### Record set
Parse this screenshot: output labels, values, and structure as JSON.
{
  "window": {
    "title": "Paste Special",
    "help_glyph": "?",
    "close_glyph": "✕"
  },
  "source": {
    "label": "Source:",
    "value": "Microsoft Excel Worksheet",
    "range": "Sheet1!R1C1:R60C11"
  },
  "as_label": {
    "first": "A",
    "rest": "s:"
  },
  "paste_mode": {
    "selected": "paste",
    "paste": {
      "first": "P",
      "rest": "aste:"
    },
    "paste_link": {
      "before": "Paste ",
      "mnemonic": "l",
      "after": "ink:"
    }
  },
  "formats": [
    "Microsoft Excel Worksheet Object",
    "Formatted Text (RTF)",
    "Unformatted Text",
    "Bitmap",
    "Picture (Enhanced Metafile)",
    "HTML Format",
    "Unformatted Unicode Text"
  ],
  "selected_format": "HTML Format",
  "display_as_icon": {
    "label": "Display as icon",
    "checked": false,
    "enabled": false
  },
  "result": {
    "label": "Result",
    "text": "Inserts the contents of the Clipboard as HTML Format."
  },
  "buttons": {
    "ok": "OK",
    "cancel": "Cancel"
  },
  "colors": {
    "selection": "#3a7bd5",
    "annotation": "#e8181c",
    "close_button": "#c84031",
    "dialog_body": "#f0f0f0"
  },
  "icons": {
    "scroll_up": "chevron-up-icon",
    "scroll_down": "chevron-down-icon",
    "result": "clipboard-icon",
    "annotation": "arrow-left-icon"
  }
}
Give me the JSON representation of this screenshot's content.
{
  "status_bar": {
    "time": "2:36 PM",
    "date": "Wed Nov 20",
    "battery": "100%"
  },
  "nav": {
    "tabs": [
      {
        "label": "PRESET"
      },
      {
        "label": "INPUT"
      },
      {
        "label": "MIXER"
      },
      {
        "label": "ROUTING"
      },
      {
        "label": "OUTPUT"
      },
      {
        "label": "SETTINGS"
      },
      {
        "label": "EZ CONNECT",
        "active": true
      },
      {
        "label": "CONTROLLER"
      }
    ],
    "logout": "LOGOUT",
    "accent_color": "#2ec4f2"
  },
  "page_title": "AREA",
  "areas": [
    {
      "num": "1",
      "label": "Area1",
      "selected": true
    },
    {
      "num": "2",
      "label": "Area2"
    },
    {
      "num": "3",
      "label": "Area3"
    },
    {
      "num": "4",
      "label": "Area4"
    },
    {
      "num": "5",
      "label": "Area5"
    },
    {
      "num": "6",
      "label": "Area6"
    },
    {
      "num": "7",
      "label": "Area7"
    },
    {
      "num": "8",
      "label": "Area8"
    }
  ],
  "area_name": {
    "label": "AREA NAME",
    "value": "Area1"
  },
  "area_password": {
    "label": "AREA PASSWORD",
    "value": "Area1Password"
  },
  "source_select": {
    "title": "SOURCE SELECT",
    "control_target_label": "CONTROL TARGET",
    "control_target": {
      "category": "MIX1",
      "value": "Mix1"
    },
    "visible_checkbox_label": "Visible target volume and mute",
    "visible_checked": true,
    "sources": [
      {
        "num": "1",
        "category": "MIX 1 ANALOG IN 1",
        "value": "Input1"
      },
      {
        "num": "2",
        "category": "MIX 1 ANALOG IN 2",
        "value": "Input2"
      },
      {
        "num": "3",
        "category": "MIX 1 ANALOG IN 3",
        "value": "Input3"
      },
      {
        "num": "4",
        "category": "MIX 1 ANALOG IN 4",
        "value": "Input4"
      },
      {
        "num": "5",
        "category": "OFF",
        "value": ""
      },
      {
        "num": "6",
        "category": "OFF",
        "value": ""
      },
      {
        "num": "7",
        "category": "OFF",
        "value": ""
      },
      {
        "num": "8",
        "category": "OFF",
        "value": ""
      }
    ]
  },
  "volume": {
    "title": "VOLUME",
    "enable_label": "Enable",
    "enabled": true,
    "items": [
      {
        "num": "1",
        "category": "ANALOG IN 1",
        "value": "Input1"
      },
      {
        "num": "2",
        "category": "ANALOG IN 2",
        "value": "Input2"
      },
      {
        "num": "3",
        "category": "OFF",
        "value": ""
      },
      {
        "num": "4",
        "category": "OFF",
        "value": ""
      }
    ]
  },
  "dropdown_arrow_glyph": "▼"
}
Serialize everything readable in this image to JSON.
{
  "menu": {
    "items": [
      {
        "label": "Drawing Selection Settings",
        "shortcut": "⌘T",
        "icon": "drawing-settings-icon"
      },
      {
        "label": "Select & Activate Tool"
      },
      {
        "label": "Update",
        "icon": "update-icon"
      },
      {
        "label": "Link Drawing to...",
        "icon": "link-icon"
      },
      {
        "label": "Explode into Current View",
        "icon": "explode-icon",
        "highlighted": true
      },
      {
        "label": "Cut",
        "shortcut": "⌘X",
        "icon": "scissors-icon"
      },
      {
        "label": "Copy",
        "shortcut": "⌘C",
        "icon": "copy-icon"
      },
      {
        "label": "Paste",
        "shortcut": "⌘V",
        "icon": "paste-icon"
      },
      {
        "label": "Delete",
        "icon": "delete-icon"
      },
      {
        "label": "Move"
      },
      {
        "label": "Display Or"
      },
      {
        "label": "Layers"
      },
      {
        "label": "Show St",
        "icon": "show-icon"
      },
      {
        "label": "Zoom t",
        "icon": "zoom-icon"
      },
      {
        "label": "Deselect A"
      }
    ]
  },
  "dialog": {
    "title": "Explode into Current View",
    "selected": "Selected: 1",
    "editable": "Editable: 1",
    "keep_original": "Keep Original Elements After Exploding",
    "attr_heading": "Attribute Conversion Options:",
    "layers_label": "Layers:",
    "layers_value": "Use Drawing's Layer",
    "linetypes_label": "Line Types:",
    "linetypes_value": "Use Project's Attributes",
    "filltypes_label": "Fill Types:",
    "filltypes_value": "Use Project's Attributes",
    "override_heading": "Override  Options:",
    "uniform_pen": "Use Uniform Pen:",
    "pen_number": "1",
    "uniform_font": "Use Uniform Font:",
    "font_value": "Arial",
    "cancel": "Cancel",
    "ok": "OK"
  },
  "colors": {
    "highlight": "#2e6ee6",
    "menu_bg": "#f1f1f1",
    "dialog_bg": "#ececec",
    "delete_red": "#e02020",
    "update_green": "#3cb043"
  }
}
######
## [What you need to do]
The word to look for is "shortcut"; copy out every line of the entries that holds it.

## [Solution to this task]
        "shortcut": "⌘T",
        "shortcut": "⌘X",
        "shortcut": "⌘C",
        "shortcut": "⌘V",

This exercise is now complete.